USB On-The-Go (USB OTG) initially build for smartphones and tablets to allow accessories devices, such as USB flash drives, mouse, and keyboard to be attached.
Today, USB OTG is seemingly to be mandatory for some people. If you haven’t one, then you should consider buying one. But, there are some considerations you must aware of before choosing the right OTG adapter for your Android phone.
Check out the list!
Table of Contents
- 1 #1 USB-C or micro USB – See what kind of USB port your phone support
- 2 #2 OTG cable or OTG adapter – choose the version that would fit your preferences
- 3 #3 Android support – Not all Android supports OTG
- 4 #4 USB 2.0 or USB 3.0 – depending on your phone’s performance
- 5 #5 Price – Always select branded products
#1 USB-C or micro USB – See what kind of USB port your phone support
This is the most common mistake that often happens. Due to its small form, USB-C and micro USB can be confused to distinguish and some people may overlook them.
USB-C is rectangular-shape with a rounded corner, and Micro USB is almost trapezium-shape and a little bit smaller than USB-C. Both ports are nearly the same size but actually not identical if you take a closer look. The user manual or the phone’s specification on the internet can help you figure out what the port it has.
#2 OTG cable or OTG adapter – choose the version that would fit your preferences
The OTG cable using a wire to connect the USB-C stem to a standard USB-A port. Meanwhile, the OTG adapter virtually has no cable on it. The stem and port are attached in one unibody.
Both functions the same, but you may prefer one from another. For example, an OTG cable may be helpful to connect devices that a bit hard to reach. While OTG adapter looks better for laptops since it has a minimalist design approach.
#3 Android support – Not all Android supports OTG

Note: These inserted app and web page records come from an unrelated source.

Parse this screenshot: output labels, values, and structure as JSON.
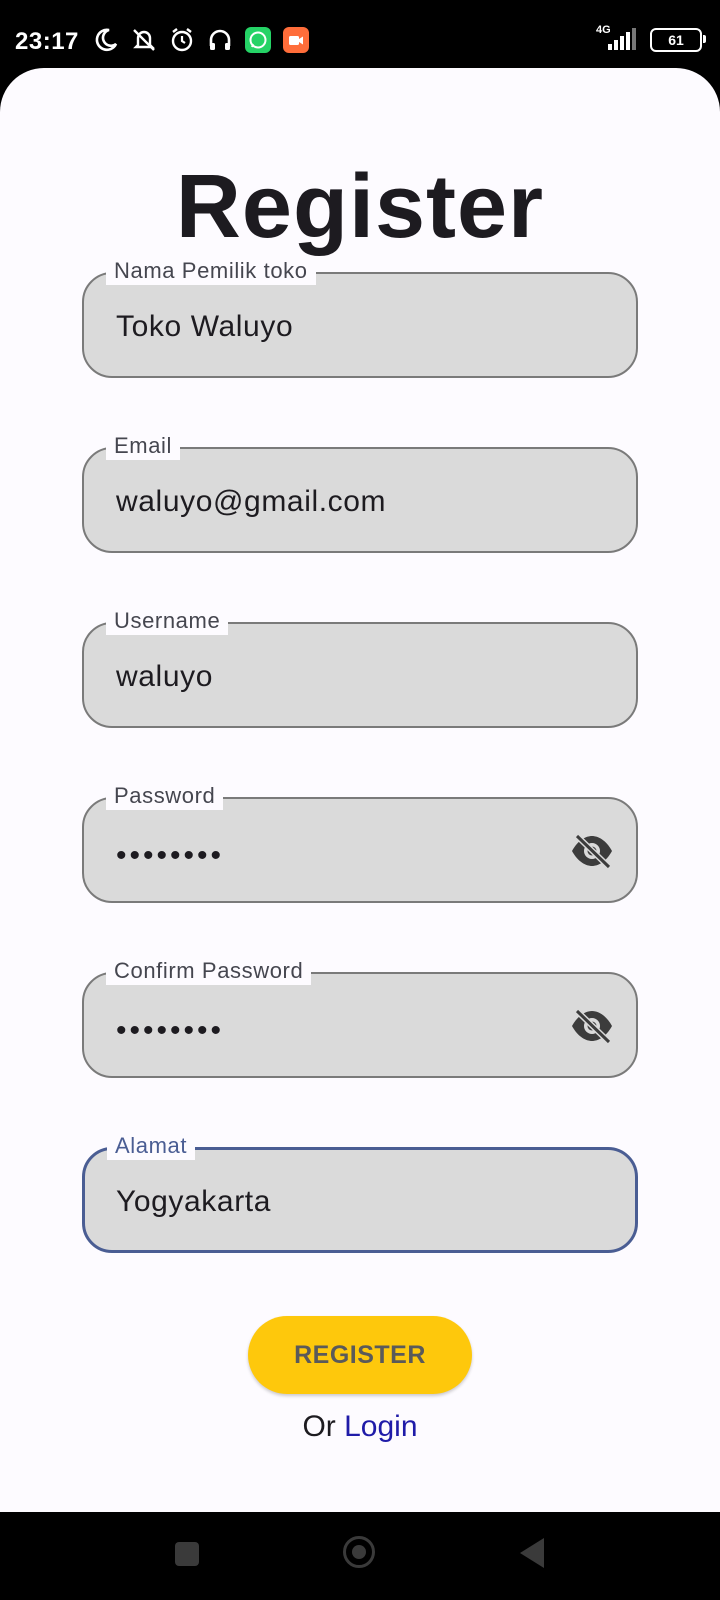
{
  "status_bar": {
    "time": "23:17",
    "network": "4G",
    "battery": "61",
    "icons": [
      "moon-icon",
      "mute-icon",
      "alarm-icon",
      "headset-icon",
      "whatsapp-icon",
      "video-icon",
      "signal-icon",
      "battery-icon"
    ]
  },
  "page": {
    "title": "Register"
  },
  "form": {
    "nama": {
      "label": "Nama Pemilik toko",
      "value": "Toko Waluyo"
    },
    "email": {
      "label": "Email",
      "value": "waluyo@gmail.com"
    },
    "username": {
      "label": "Username",
      "value": "waluyo"
    },
    "password": {
      "label": "Password",
      "value": "••••••••"
    },
    "confirm_password": {
      "label": "Confirm Password",
      "value": "••••••••"
    },
    "alamat": {
      "label": "Alamat",
      "value": "Yogyakarta"
    }
  },
  "actions": {
    "register_label": "REGISTER",
    "or_text": "Or",
    "login_label": "Login"
  },
  "colors": {
    "accent": "#fec80c",
    "focus": "#4a5d93",
    "field_bg": "#dadada",
    "link": "#1f1ba8"
  }
}
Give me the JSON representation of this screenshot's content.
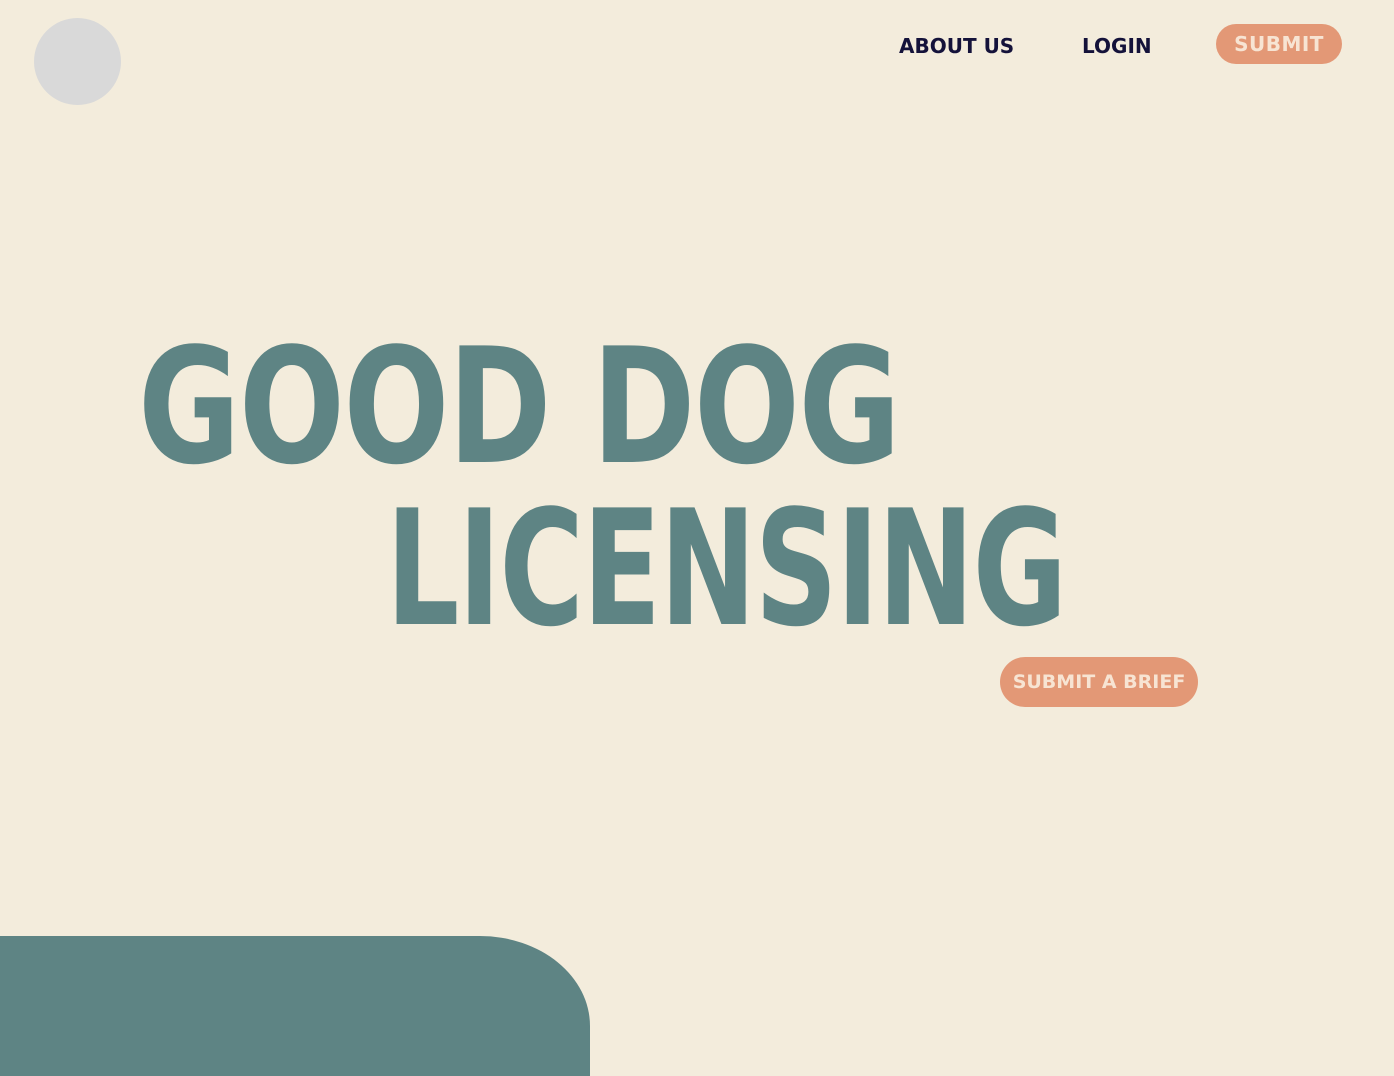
{
  "nav": {
    "about_label": "ABOUT US",
    "login_label": "LOGIN",
    "submit_label": "SUBMIT"
  },
  "hero": {
    "line1": "GOOD DOG",
    "line2": "LICENSING",
    "cta_label": "SUBMIT A BRIEF"
  },
  "colors": {
    "background": "#f3ecdc",
    "teal": "#5e8484",
    "accent": "#e39876",
    "nav_text": "#14123a",
    "placeholder": "#d9d9d9"
  }
}
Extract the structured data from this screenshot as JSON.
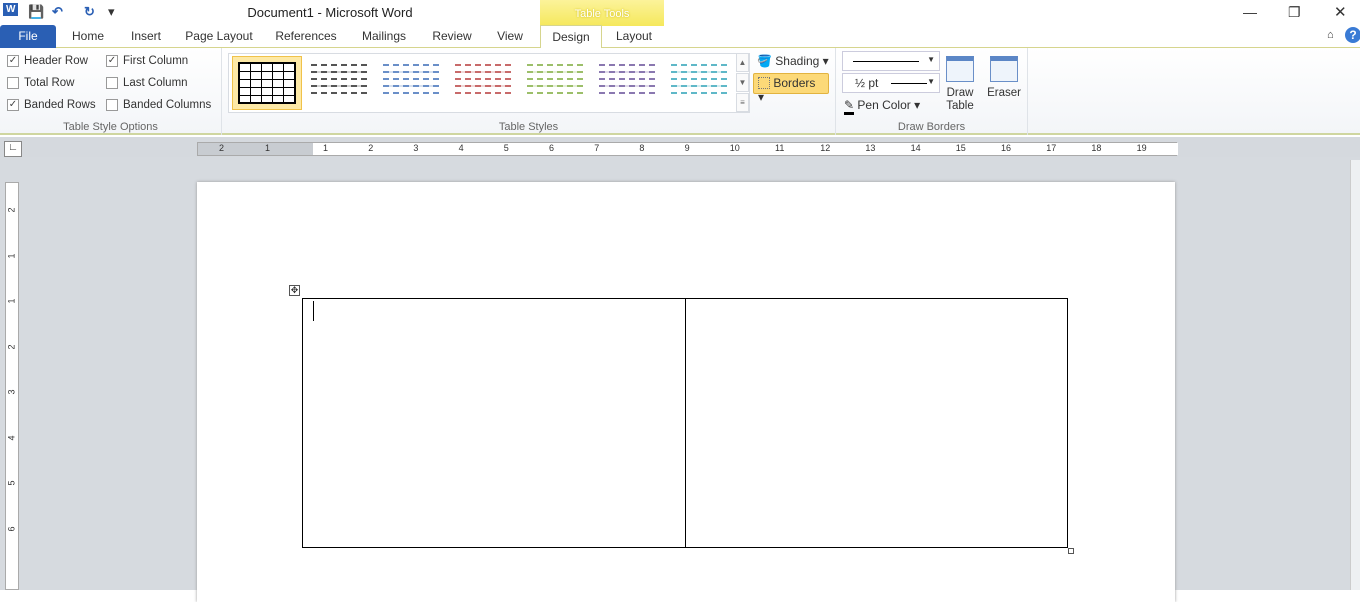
{
  "window": {
    "title": "Document1  -  Microsoft Word",
    "contextual_tab": "Table Tools",
    "minimize": "—",
    "restore": "❐",
    "close": "✕",
    "help": "?"
  },
  "quick_access": {
    "word_icon": "W",
    "save": "💾",
    "undo": "↶",
    "redo": "↻",
    "customize": "▾"
  },
  "tabs": [
    "File",
    "Home",
    "Insert",
    "Page Layout",
    "References",
    "Mailings",
    "Review",
    "View",
    "Design",
    "Layout"
  ],
  "active_tab": "Design",
  "table_style_options": {
    "label": "Table Style Options",
    "items": [
      {
        "label": "Header Row",
        "checked": true
      },
      {
        "label": "Total Row",
        "checked": false
      },
      {
        "label": "Banded Rows",
        "checked": true
      },
      {
        "label": "First Column",
        "checked": true
      },
      {
        "label": "Last Column",
        "checked": false
      },
      {
        "label": "Banded Columns",
        "checked": false
      }
    ]
  },
  "table_styles": {
    "label": "Table Styles",
    "colors": [
      "#000000",
      "#555555",
      "#6a8fc8",
      "#c86a6a",
      "#9cbf6a",
      "#8a78b0",
      "#5fb8c8"
    ],
    "shading": "Shading",
    "borders": "Borders"
  },
  "draw_borders": {
    "label": "Draw Borders",
    "pen_weight": "½ pt",
    "pen_color": "Pen Color",
    "draw_table": "Draw Table",
    "eraser": "Eraser"
  },
  "ruler": {
    "h_left": [
      "2",
      "1"
    ],
    "h": [
      "1",
      "2",
      "3",
      "4",
      "5",
      "6",
      "7",
      "8",
      "9",
      "10",
      "11",
      "12",
      "13",
      "14",
      "15",
      "16",
      "17",
      "18",
      "19"
    ],
    "v": [
      "2",
      "1",
      "1",
      "2",
      "3",
      "4",
      "5",
      "6"
    ]
  }
}
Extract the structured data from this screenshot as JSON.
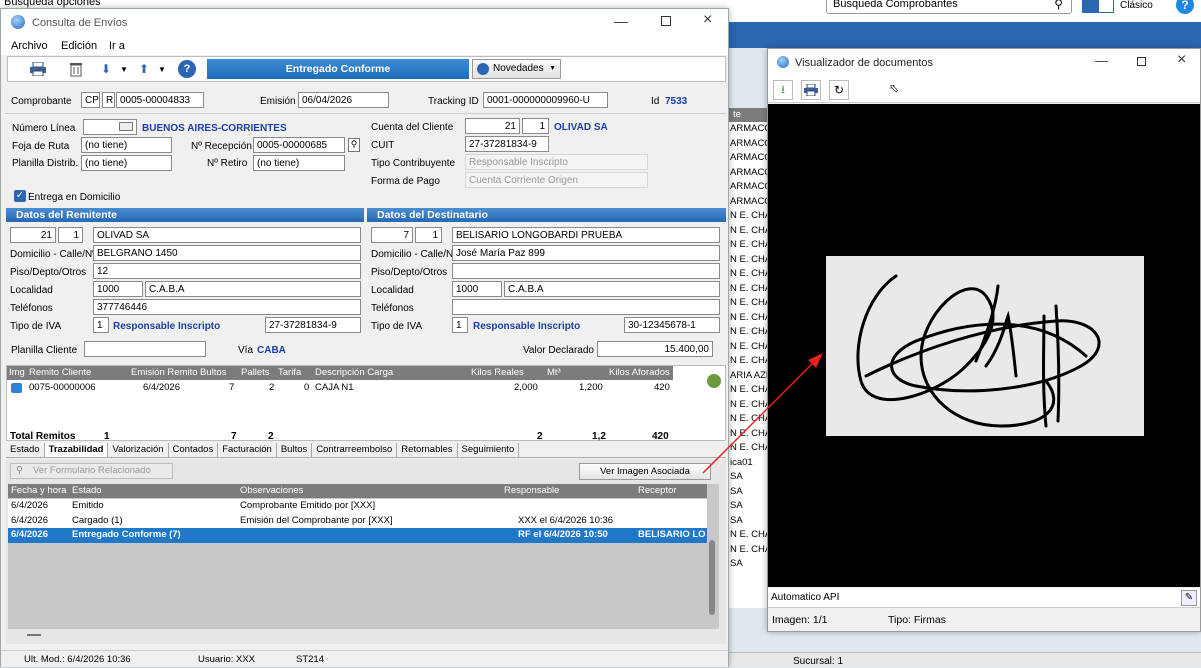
{
  "top": {
    "busqueda_opciones": "Busqueda opciones",
    "busqueda_comprobantes": "Busqueda Comprobantes",
    "clasico": "Clásico"
  },
  "main": {
    "title": "Consulta de Envíos",
    "menu": [
      "Archivo",
      "Edición",
      "Ir a"
    ],
    "status_banner": "Entregado Conforme",
    "novedades": "Novedades",
    "comprobante_label": "Comprobante",
    "comprobante_cp": "CP",
    "comprobante_letra": "R",
    "comprobante_num": "0005-00004833",
    "emision_label": "Emisión",
    "emision": "06/04/2026",
    "tracking_label": "Tracking ID",
    "tracking": "0001-000000009960-U",
    "id_label": "Id",
    "id": "7533",
    "numero_linea_label": "Número Línea",
    "numero_linea": "BUENOS AIRES-CORRIENTES",
    "foja_label": "Foja de Ruta",
    "foja": "(no tiene)",
    "recepcion_label": "Nº Recepción",
    "recepcion": "0005-00000685",
    "planilla_label": "Planilla Distrib.",
    "planilla": "(no tiene)",
    "retiro_label": "Nº Retiro",
    "retiro": "(no tiene)",
    "cuenta_label": "Cuenta del Cliente",
    "cuenta_num": "21",
    "cuenta_sub": "1",
    "cuenta_name": "OLIVAD SA",
    "cuit_label": "CUIT",
    "cuit": "27-37281834-9",
    "tipo_contrib_label": "Tipo Contribuyente",
    "tipo_contrib": "Responsable Inscripto",
    "forma_pago_label": "Forma de Pago",
    "forma_pago": "Cuenta Corriente Origen",
    "entrega_domicilio": "Entrega en Domicilio",
    "remitente": {
      "header": "Datos del Remitente",
      "num": "21",
      "sub": "1",
      "name": "OLIVAD SA",
      "domicilio_label": "Domicilio - Calle/Nº",
      "domicilio": "BELGRANO 1450",
      "piso_label": "Piso/Depto/Otros",
      "piso": "12",
      "localidad_label": "Localidad",
      "cp": "1000",
      "localidad": "C.A.B.A",
      "tel_label": "Teléfonos",
      "tel": "377746446",
      "iva_label": "Tipo de IVA",
      "iva_code": "1",
      "iva": "Responsable Inscripto",
      "cuit": "27-37281834-9"
    },
    "destinatario": {
      "header": "Datos del Destinatario",
      "num": "7",
      "sub": "1",
      "name": "BELISARIO LONGOBARDI PRUEBA",
      "domicilio_label": "Domicilio - Calle/Nº",
      "domicilio": "José María Paz 899",
      "piso_label": "Piso/Depto/Otros",
      "piso": "",
      "localidad_label": "Localidad",
      "cp": "1000",
      "localidad": "C.A.B.A",
      "tel_label": "Teléfonos",
      "tel": "",
      "iva_label": "Tipo de IVA",
      "iva_code": "1",
      "iva": "Responsable Inscripto",
      "cuit": "30-12345678-1"
    },
    "planilla_cliente_label": "Planilla Cliente",
    "via_label": "Vía",
    "via": "CABA",
    "valor_label": "Valor Declarado",
    "valor": "15.400,00",
    "remitos_headers": [
      "Img",
      "Remito Cliente",
      "Emisión Remito",
      "Bultos",
      "Pallets",
      "Tarifa",
      "Descripción Carga",
      "Kilos Reales",
      "Mt³",
      "Kilos Aforados"
    ],
    "remitos_row": [
      "0075-00000006",
      "6/4/2026",
      "7",
      "2",
      "0",
      "CAJA N1",
      "2,000",
      "1,200",
      "420"
    ],
    "totals": [
      "Total Remitos",
      "1",
      "7",
      "2",
      "2",
      "1,2",
      "420"
    ],
    "tabs": [
      "Estado",
      "Trazabilidad",
      "Valorización",
      "Contados",
      "Facturación",
      "Bultos",
      "Contrarreembolso",
      "Retornables",
      "Seguimiento"
    ],
    "ver_formulario": "Ver Formulario Relacionado",
    "ver_imagen": "Ver Imagen Asociada",
    "traz_headers": [
      "Fecha y hora",
      "Estado",
      "Observaciones",
      "Responsable",
      "Receptor"
    ],
    "traz_rows": [
      [
        "6/4/2026",
        "Emitido",
        "Comprobante Emitido por [XXX]",
        "",
        ""
      ],
      [
        "6/4/2026",
        "Cargado (1)",
        "Emisión del Comprobante por [XXX]",
        "XXX el 6/4/2026 10:36",
        ""
      ],
      [
        "6/4/2026",
        "Entregado Conforme (7)",
        "",
        "RF el 6/4/2026 10:50",
        "BELISARIO LO"
      ]
    ],
    "status_bar": {
      "ult_mod": "Ult. Mod.: 6/4/2026 10:36",
      "usuario": "Usuario: XXX",
      "st": "ST214"
    }
  },
  "background_list": [
    "ARMACC",
    "ARMACC",
    "ARMACC",
    "ARMACC",
    "ARMACC",
    "ARMACC",
    "N E. CHA",
    "N E. CHA",
    "N E. CHA",
    "N E. CHA",
    "N E. CHA",
    "N E. CHA",
    "N E. CHA",
    "N E. CHA",
    "N E. CHA",
    "N E. CHA",
    "N E. CHA",
    "ARIA AZN",
    "N E. CHA",
    "N E. CHA",
    "N E. CHA",
    "N E. CHA",
    "N E. CHA",
    "ica01",
    "SA",
    "SA",
    "SA",
    "SA",
    "N E. CHA",
    "N E. CHA",
    "SA"
  ],
  "background_header": "te",
  "bg_status": "Sucursal: 1",
  "viewer": {
    "title": "Visualizador de documentos",
    "auto_api": "Automatico API",
    "imagen": "Imagen: 1/1",
    "tipo": "Tipo: Firmas"
  }
}
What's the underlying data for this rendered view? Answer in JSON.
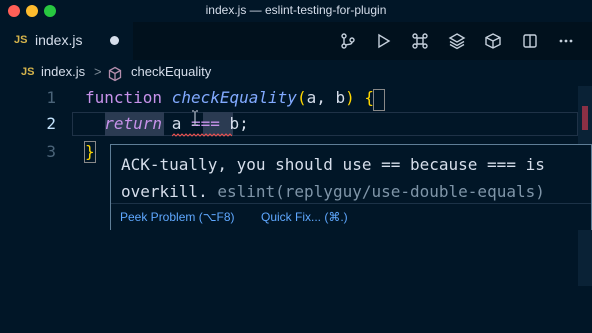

Not all Android devices support OTG connection. Generally, phones produced before 2013 lacks OTG support, meaning that you can’t use an OTG adapter to connect USB devices. But if your phone was produced in 2013 or above, it’s very likely that the OTG connection is supported.
You can check it via an app named USB OTG Checker. If your phone didn’t support the OTG connection, you might want to root the phone and reconfigure the USB OTG connection manually with USB OTG Helper. But even that risky step won’t guarantee to work.
#4 USB 2.0 or USB 3.0 – depending on your phone’s performance
As we already know, USB 2.0 is a mainstream generation that has been updated to USB 3.0. The interface still the same but the latest one is faster for transferring data. There is also a minor update dubbed USB 3.1 which twice faster than its predecessor.
Theoretically, USB 2.0 can reach 480 MB/s, while USB 3.0 and USB 3.1 could reach 5 GB/s and 10 GB/s respectively. Of course, you have to pay extra for that speed. But keep in mind that most phones today are not that fast, so it will run at slower speeds.
Also it depends on the use case. If you only want to transfer small documents between devices, then USB 3.0 won’t be any different from USB 2.0.
#5 Price – Always select branded products
The USB OTG for Android phones currently start from $5 on Amazon. For example, AUKEY USB-C with a USB 3.0 interface priced at $5,99, and you got two pieces in the package. Meanwhile, Micro USB OTG is cheaper at $2,50.
Some brands are selling more expensive USB OTG with better durability, longer warranty, and perhaps additional features. It’s up to you to choose, but generally speaking, branded products are more recommended.